In India’s legal system, the Fatal Accidents Act is of substantial significance, as it protects the rights of victims and their families in the aftermath of fatal accidents. The compensation and support alleviate the dependents’ financial hardships and emotional suffering. Moreover, the legislation imposes a sense of responsibility on individuals and organisations for their negligent actions, thus cultivating a culture of accountability and promoting a safer environment.
The Indian Penal Code functions as a supplement to the Act by addressing accidents of varying degrees of severity and providing legal consequences for negligent acts. The combined effect of these legislative measures establishes a comprehensive framework for confronting accidents and their repercussions.
As society evolves, the significance of the Fatal Accidents Act endures. So, the law continues to be a sign of hope because it enables people to pursue legal remedies despite the tragic loss of their loved ones.
Who can claim compensation under the Fatal Accidents Act?
Per the Fatal Accidents Act, dependents of the deceased individual, including their spouse, children, parents, or other relatives, can claim compensation.
What types of accidents does the Fatal Accidents Act cover?
The legislation encompasses a wide range of accidents leading to the demise of an individual, including traffic accidents, workplace accidents, medical negligence, and several other fatal happenings.
Is the compensation amount fixed under the Fatal Accidents Act?
The amount of compensation is subject to variation based on the circumstances of the case, including the deceased individual's earning capabilities and the dependents' economic needs.
Can criminal charges be filed along with a claim under the Fatal Accidents Act?
Yes, if the accident attributes to an individual's failure to exercise due care, it is possible to start criminal proceedings. Furthermore, it is possible to seek compensation under the Fatal Accidents Act.
How long should I wait to file a claim under the Fatal Accidents Act?
The Fatal Accidents Act in India limits claims to two years from the victim's death.
Is it possible to claim for non-economic losses, such as emotional distress or pain and suffering?
The Fatal Accidents Act compensates for economic losses such as financial support and reliance.

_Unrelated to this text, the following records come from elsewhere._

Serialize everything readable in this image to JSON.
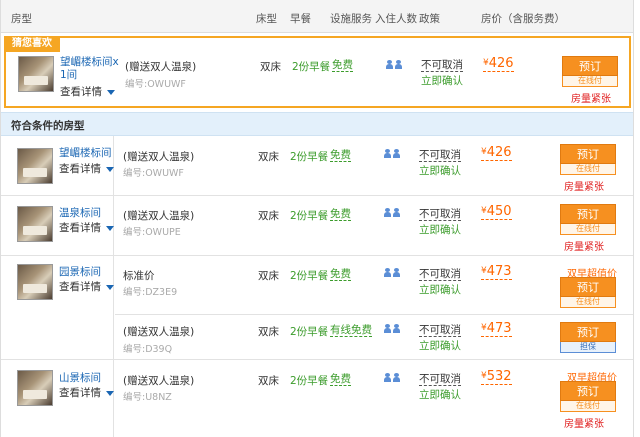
{
  "header": {
    "room_type": "房型",
    "bed": "床型",
    "breakfast": "早餐",
    "facilities": "设施服务",
    "occupancy": "入住人数",
    "policy": "政策",
    "price": "房价（含服务费）"
  },
  "featured": {
    "tag": "猜您喜欢",
    "room_name_line1": "望嵋楼标间x",
    "room_name_line2": "1间",
    "detail": "查看详情",
    "package": "(赠送双人温泉)",
    "code": "编号:OWUWF",
    "bed": "双床",
    "breakfast": "2份早餐",
    "facility": "免费",
    "policy": "不可取消",
    "confirm": "立即确认",
    "currency": "¥",
    "price": "426",
    "book": "预订",
    "pay": "在线付",
    "status": "房量紧张"
  },
  "section_title": "符合条件的房型",
  "rows": [
    {
      "room_name": "望嵋楼标间",
      "detail": "查看详情",
      "package": "(赠送双人温泉)",
      "code": "编号:OWUWF",
      "bed": "双床",
      "breakfast": "2份早餐",
      "facility": "免费",
      "policy": "不可取消",
      "confirm": "立即确认",
      "currency": "¥",
      "price": "426",
      "book": "预订",
      "pay": "在线付",
      "status": "房量紧张"
    },
    {
      "room_name": "温泉标间",
      "detail": "查看详情",
      "package": "(赠送双人温泉)",
      "code": "编号:OWUPE",
      "bed": "双床",
      "breakfast": "2份早餐",
      "facility": "免费",
      "policy": "不可取消",
      "confirm": "立即确认",
      "currency": "¥",
      "price": "450",
      "book": "预订",
      "pay": "在线付",
      "status": "房量紧张"
    },
    {
      "room_name": "园景标间",
      "detail": "查看详情",
      "package": "标准价",
      "code": "编号:DZ3E9",
      "bed": "双床",
      "breakfast": "2份早餐",
      "facility": "免费",
      "policy": "不可取消",
      "confirm": "立即确认",
      "currency": "¥",
      "price": "473",
      "deal": "双早超值价",
      "book": "预订",
      "pay": "在线付"
    },
    {
      "package": "(赠送双人温泉)",
      "code": "编号:D39Q",
      "bed": "双床",
      "breakfast": "2份早餐",
      "facility": "有线免费",
      "policy": "不可取消",
      "confirm": "立即确认",
      "currency": "¥",
      "price": "473",
      "book": "预订",
      "guarantee": "担保"
    },
    {
      "room_name": "山景标间",
      "detail": "查看详情",
      "package": "(赠送双人温泉)",
      "code": "编号:U8NZ",
      "bed": "双床",
      "breakfast": "2份早餐",
      "facility": "免费",
      "policy": "不可取消",
      "confirm": "立即确认",
      "currency": "¥",
      "price": "532",
      "deal": "双早超值价",
      "book": "预订",
      "pay": "在线付",
      "status": "房量紧张"
    }
  ],
  "colors": {
    "accent_orange": "#f69020",
    "price_orange": "#ff6600",
    "link_blue": "#1a66b3",
    "green": "#3c9c2c",
    "alert_red": "#e02020",
    "section_bg": "#e3f0fb"
  }
}
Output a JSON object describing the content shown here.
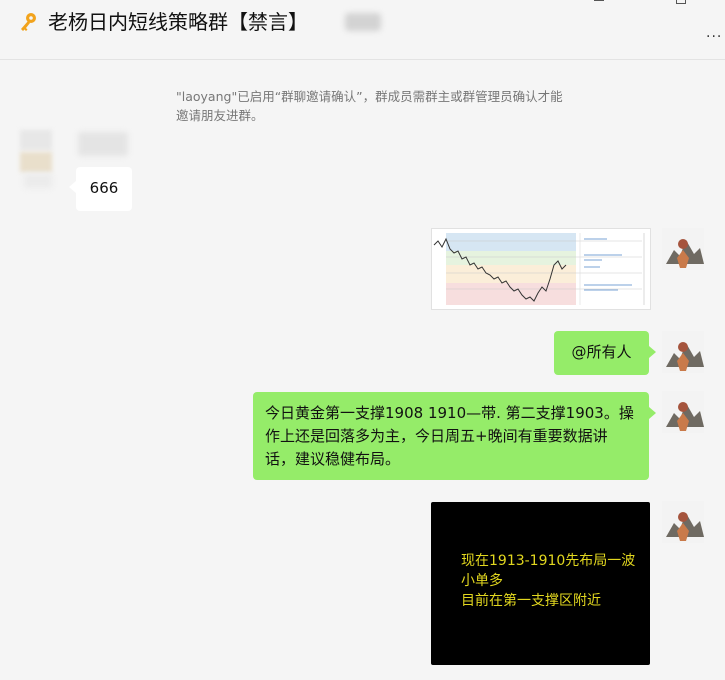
{
  "header": {
    "title": "老杨日内短线策略群【禁言】",
    "more_label": "..."
  },
  "system_message": {
    "text": "\"laoyang\"已启用“群聊邀请确认”，群成员需群主或群管理员确认才能邀请朋友进群。"
  },
  "messages": {
    "m1": {
      "text": "666"
    },
    "m3": {
      "text": "@所有人"
    },
    "m4": {
      "text": "今日黄金第一支撑1908 1910—带. 第二支撑1903。操作上还是回落多为主，今日周五+晚间有重要数据讲话，建议稳健布局。"
    },
    "m5": {
      "line1": "现在1913-1910先布局一波",
      "line2": "小单多",
      "line3": "目前在第一支撑区附近"
    }
  },
  "colors": {
    "bubble_green": "#95ec69",
    "overlay_text": "#e2d71f",
    "key_icon": "#f2a31c"
  },
  "icons": [
    "key-icon",
    "minimize-icon",
    "maximize-icon",
    "more-icon"
  ]
}
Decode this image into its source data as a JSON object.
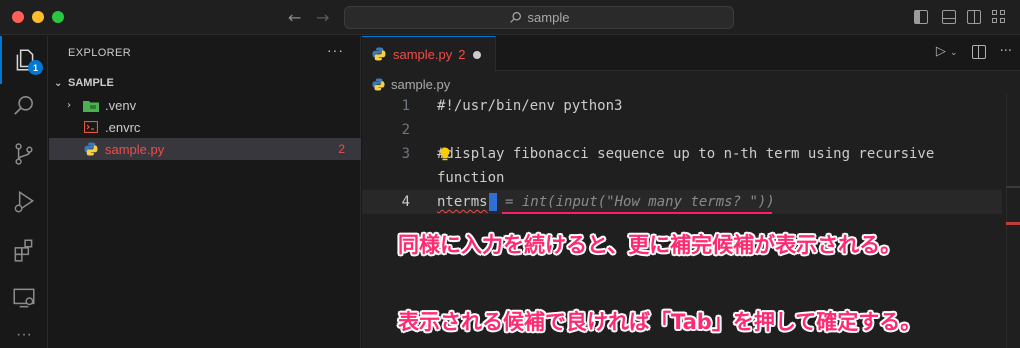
{
  "window": {
    "search_text": "sample"
  },
  "activity_bar": {
    "explorer_badge": "1"
  },
  "sidebar": {
    "title": "EXPLORER",
    "more": "···",
    "section": "SAMPLE",
    "items": [
      {
        "name": ".venv",
        "type": "folder"
      },
      {
        "name": ".envrc",
        "type": "file"
      },
      {
        "name": "sample.py",
        "type": "python",
        "errors": "2"
      }
    ]
  },
  "editor": {
    "tab": {
      "name": "sample.py",
      "count": "2"
    },
    "breadcrumb": "sample.py",
    "lines": [
      {
        "number": "1",
        "text": "#!/usr/bin/env python3"
      },
      {
        "number": "2",
        "text": ""
      },
      {
        "number": "3",
        "text": "#display fibonacci sequence up to n-th term using recursive"
      },
      {
        "number": "",
        "text": "function"
      },
      {
        "number": "4",
        "typed": "nterms",
        "suggestion": "= int(input(\"How many terms? \"))"
      }
    ]
  },
  "annotations": {
    "line1": "同様に入力を続けると、更に補完候補が表示される。",
    "line2": "表示される候補で良ければ「Tab」を押して確定する。"
  },
  "colors": {
    "accent": "#0078d4",
    "error": "#f14c4c",
    "annotation": "#ff2a70"
  }
}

If quantified and supported by evidence, the court may award compensation for non-economic damages, including emotional distress and pain and suffering.